Directions for this task: Every line of the material below should be copied exactly.

Information:
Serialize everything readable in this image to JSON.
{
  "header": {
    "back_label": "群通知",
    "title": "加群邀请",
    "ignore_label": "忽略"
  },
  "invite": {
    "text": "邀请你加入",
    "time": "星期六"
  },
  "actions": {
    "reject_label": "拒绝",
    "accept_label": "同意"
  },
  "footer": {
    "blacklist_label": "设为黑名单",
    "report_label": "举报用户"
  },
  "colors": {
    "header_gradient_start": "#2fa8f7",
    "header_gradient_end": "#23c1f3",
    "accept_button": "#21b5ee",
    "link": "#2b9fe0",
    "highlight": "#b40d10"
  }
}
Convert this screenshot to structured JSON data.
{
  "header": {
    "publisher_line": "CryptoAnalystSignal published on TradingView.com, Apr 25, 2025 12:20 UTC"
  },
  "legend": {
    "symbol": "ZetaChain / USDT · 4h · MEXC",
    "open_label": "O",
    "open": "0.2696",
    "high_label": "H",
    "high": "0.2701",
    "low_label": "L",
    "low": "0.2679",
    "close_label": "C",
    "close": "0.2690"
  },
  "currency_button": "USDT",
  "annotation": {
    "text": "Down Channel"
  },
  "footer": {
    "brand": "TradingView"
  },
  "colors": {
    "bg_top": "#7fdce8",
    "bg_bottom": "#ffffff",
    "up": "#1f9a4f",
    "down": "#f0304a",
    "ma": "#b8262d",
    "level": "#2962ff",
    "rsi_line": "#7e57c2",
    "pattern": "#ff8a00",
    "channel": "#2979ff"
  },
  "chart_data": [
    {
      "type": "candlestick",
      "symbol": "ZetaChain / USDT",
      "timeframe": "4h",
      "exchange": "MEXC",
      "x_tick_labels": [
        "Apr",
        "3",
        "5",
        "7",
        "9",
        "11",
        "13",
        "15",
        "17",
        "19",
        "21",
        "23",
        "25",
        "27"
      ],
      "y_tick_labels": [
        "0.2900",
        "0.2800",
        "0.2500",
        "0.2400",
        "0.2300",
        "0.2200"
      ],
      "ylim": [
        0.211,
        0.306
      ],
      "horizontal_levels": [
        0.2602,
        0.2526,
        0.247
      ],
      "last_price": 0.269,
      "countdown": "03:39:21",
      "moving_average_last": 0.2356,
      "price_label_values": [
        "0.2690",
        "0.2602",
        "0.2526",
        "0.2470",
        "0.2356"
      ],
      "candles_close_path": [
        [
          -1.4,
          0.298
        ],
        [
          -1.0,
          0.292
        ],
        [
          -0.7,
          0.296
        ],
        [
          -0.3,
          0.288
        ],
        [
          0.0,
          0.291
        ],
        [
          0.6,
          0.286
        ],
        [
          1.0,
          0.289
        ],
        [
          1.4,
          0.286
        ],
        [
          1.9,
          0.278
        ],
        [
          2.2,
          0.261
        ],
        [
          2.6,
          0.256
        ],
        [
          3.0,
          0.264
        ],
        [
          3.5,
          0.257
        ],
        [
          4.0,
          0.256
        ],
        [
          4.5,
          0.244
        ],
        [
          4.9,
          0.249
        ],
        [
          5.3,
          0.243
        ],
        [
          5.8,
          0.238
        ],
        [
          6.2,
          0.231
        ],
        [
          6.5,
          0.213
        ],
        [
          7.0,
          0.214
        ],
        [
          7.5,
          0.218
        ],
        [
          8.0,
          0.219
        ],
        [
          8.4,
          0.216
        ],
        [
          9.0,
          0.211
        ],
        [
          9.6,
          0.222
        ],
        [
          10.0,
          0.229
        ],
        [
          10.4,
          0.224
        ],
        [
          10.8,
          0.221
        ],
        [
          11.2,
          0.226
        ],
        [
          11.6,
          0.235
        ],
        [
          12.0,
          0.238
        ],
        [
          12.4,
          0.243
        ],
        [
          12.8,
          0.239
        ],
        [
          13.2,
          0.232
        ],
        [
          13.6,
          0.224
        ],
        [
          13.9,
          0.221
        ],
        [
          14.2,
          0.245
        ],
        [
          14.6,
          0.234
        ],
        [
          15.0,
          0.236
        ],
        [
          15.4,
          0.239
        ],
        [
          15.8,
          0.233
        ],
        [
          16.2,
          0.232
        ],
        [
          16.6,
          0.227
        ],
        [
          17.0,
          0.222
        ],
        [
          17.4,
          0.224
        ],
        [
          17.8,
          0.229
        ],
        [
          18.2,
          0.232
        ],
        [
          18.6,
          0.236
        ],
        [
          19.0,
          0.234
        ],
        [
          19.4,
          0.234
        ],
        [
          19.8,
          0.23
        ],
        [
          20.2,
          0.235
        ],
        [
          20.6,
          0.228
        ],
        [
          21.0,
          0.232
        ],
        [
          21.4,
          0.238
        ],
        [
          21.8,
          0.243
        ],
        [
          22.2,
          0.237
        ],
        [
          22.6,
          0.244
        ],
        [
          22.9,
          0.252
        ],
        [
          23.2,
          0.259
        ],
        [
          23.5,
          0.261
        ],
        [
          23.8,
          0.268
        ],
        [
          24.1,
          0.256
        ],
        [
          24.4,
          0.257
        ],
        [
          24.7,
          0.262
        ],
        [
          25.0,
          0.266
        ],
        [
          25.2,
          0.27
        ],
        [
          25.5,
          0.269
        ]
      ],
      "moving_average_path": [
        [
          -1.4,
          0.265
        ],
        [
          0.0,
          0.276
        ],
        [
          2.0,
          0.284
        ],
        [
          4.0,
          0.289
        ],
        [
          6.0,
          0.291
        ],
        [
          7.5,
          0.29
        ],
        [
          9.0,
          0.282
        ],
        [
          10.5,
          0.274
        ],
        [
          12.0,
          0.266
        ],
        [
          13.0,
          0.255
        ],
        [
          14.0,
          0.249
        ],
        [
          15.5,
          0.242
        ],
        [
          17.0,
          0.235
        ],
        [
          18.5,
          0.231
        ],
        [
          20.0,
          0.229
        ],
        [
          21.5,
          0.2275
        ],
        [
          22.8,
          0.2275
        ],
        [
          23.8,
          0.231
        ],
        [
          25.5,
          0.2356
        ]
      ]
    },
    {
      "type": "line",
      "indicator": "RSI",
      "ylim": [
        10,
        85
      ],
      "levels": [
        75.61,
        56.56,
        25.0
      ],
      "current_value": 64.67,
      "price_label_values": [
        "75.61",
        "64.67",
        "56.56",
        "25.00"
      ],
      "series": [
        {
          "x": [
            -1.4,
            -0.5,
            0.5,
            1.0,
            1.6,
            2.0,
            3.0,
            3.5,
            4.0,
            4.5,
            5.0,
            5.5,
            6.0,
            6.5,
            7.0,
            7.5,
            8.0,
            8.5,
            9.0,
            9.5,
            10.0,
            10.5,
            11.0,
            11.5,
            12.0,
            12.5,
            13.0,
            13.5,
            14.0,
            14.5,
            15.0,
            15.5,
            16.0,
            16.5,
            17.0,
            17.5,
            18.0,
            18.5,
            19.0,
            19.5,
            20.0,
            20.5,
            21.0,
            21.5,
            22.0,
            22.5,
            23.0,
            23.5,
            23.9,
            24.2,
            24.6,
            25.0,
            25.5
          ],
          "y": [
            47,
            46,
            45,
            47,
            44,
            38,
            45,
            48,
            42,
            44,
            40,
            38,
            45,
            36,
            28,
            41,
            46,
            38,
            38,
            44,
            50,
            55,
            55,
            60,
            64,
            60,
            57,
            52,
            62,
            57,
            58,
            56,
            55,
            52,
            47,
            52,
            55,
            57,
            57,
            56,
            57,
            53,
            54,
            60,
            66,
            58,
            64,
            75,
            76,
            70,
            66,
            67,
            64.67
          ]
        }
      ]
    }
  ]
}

Written response:
Serialize everything readable in this image to JSON.
{
  "header": {
    "back_label": "群通知",
    "title": "加群邀请",
    "ignore_label": "忽略"
  },
  "invite": {
    "text": "邀请你加入",
    "time": "星期六"
  },
  "actions": {
    "reject_label": "拒绝",
    "accept_label": "同意"
  },
  "footer": {
    "blacklist_label": "设为黑名单",
    "report_label": "举报用户"
  },
  "colors": {
    "header_gradient_start": "#2fa8f7",
    "header_gradient_end": "#23c1f3",
    "accept_button": "#21b5ee",
    "link": "#2b9fe0",
    "highlight": "#b40d10"
  }
}
Convert this screenshot to structured JSON data.
{
  "header": {
    "publisher_line": "CryptoAnalystSignal published on TradingView.com, Apr 25, 2025 12:20 UTC"
  },
  "legend": {
    "symbol": "ZetaChain / USDT · 4h · MEXC",
    "open_label": "O",
    "open": "0.2696",
    "high_label": "H",
    "high": "0.2701",
    "low_label": "L",
    "low": "0.2679",
    "close_label": "C",
    "close": "0.2690"
  },
  "currency_button": "USDT",
  "annotation": {
    "text": "Down Channel"
  },
  "footer": {
    "brand": "TradingView"
  },
  "colors": {
    "bg_top": "#7fdce8",
    "bg_bottom": "#ffffff",
    "up": "#1f9a4f",
    "down": "#f0304a",
    "ma": "#b8262d",
    "level": "#2962ff",
    "rsi_line": "#7e57c2",
    "pattern": "#ff8a00",
    "channel": "#2979ff"
  },
  "chart_data": [
    {
      "type": "candlestick",
      "symbol": "ZetaChain / USDT",
      "timeframe": "4h",
      "exchange": "MEXC",
      "x_tick_labels": [
        "Apr",
        "3",
        "5",
        "7",
        "9",
        "11",
        "13",
        "15",
        "17",
        "19",
        "21",
        "23",
        "25",
        "27"
      ],
      "y_tick_labels": [
        "0.2900",
        "0.2800",
        "0.2500",
        "0.2400",
        "0.2300",
        "0.2200"
      ],
      "ylim": [
        0.211,
        0.306
      ],
      "horizontal_levels": [
        0.2602,
        0.2526,
        0.247
      ],
      "last_price": 0.269,
      "countdown": "03:39:21",
      "moving_average_last": 0.2356,
      "price_label_values": [
        "0.2690",
        "0.2602",
        "0.2526",
        "0.2470",
        "0.2356"
      ],
      "candles_close_path": [
        [
          -1.4,
          0.298
        ],
        [
          -1.0,
          0.292
        ],
        [
          -0.7,
          0.296
        ],
        [
          -0.3,
          0.288
        ],
        [
          0.0,
          0.291
        ],
        [
          0.6,
          0.286
        ],
        [
          1.0,
          0.289
        ],
        [
          1.4,
          0.286
        ],
        [
          1.9,
          0.278
        ],
        [
          2.2,
          0.261
        ],
        [
          2.6,
          0.256
        ],
        [
          3.0,
          0.264
        ],
        [
          3.5,
          0.257
        ],
        [
          4.0,
          0.256
        ],
        [
          4.5,
          0.244
        ],
        [
          4.9,
          0.249
        ],
        [
          5.3,
          0.243
        ],
        [
          5.8,
          0.238
        ],
        [
          6.2,
          0.231
        ],
        [
          6.5,
          0.213
        ],
        [
          7.0,
          0.214
        ],
        [
          7.5,
          0.218
        ],
        [
          8.0,
          0.219
        ],
        [
          8.4,
          0.216
        ],
        [
          9.0,
          0.211
        ],
        [
          9.6,
          0.222
        ],
        [
          10.0,
          0.229
        ],
        [
          10.4,
          0.224
        ],
        [
          10.8,
          0.221
        ],
        [
          11.2,
          0.226
        ],
        [
          11.6,
          0.235
        ],
        [
          12.0,
          0.238
        ],
        [
          12.4,
          0.243
        ],
        [
          12.8,
          0.239
        ],
        [
          13.2,
          0.232
        ],
        [
          13.6,
          0.224
        ],
        [
          13.9,
          0.221
        ],
        [
          14.2,
          0.245
        ],
        [
          14.6,
          0.234
        ],
        [
          15.0,
          0.236
        ],
        [
          15.4,
          0.239
        ],
        [
          15.8,
          0.233
        ],
        [
          16.2,
          0.232
        ],
        [
          16.6,
          0.227
        ],
        [
          17.0,
          0.222
        ],
        [
          17.4,
          0.224
        ],
        [
          17.8,
          0.229
        ],
        [
          18.2,
          0.232
        ],
        [
          18.6,
          0.236
        ],
        [
          19.0,
          0.234
        ],
        [
          19.4,
          0.234
        ],
        [
          19.8,
          0.23
        ],
        [
          20.2,
          0.235
        ],
        [
          20.6,
          0.228
        ],
        [
          21.0,
          0.232
        ],
        [
          21.4,
          0.238
        ],
        [
          21.8,
          0.243
        ],
        [
          22.2,
          0.237
        ],
        [
          22.6,
          0.244
        ],
        [
          22.9,
          0.252
        ],
        [
          23.2,
          0.259
        ],
        [
          23.5,
          0.261
        ],
        [
          23.8,
          0.268
        ],
        [
          24.1,
          0.256
        ],
        [
          24.4,
          0.257
        ],
        [
          24.7,
          0.262
        ],
        [
          25.0,
          0.266
        ],
        [
          25.2,
          0.27
        ],
        [
          25.5,
          0.269
        ]
      ],
      "moving_average_path": [
        [
          -1.4,
          0.265
        ],
        [
          0.0,
          0.276
        ],
        [
          2.0,
          0.284
        ],
        [
          4.0,
          0.289
        ],
        [
          6.0,
          0.291
        ],
        [
          7.5,
          0.29
        ],
        [
          9.0,
          0.282
        ],
        [
          10.5,
          0.274
        ],
        [
          12.0,
          0.266
        ],
        [
          13.0,
          0.255
        ],
        [
          14.0,
          0.249
        ],
        [
          15.5,
          0.242
        ],
        [
          17.0,
          0.235
        ],
        [
          18.5,
          0.231
        ],
        [
          20.0,
          0.229
        ],
        [
          21.5,
          0.2275
        ],
        [
          22.8,
          0.2275
        ],
        [
          23.8,
          0.231
        ],
        [
          25.5,
          0.2356
        ]
      ]
    },
    {
      "type": "line",
      "indicator": "RSI",
      "ylim": [
        10,
        85
      ],
      "levels": [
        75.61,
        56.56,
        25.0
      ],
      "current_value": 64.67,
      "price_label_values": [
        "75.61",
        "64.67",
        "56.56",
        "25.00"
      ],
      "series": [
        {
          "x": [
            -1.4,
            -0.5,
            0.5,
            1.0,
            1.6,
            2.0,
            3.0,
            3.5,
            4.0,
            4.5,
            5.0,
            5.5,
            6.0,
            6.5,
            7.0,
            7.5,
            8.0,
            8.5,
            9.0,
            9.5,
            10.0,
            10.5,
            11.0,
            11.5,
            12.0,
            12.5,
            13.0,
            13.5,
            14.0,
            14.5,
            15.0,
            15.5,
            16.0,
            16.5,
            17.0,
            17.5,
            18.0,
            18.5,
            19.0,
            19.5,
            20.0,
            20.5,
            21.0,
            21.5,
            22.0,
            22.5,
            23.0,
            23.5,
            23.9,
            24.2,
            24.6,
            25.0,
            25.5
          ],
          "y": [
            47,
            46,
            45,
            47,
            44,
            38,
            45,
            48,
            42,
            44,
            40,
            38,
            45,
            36,
            28,
            41,
            46,
            38,
            38,
            44,
            50,
            55,
            55,
            60,
            64,
            60,
            57,
            52,
            62,
            57,
            58,
            56,
            55,
            52,
            47,
            52,
            55,
            57,
            57,
            56,
            57,
            53,
            54,
            60,
            66,
            58,
            64,
            75,
            76,
            70,
            66,
            67,
            64.67
          ]
        }
      ]
    }
  ]
}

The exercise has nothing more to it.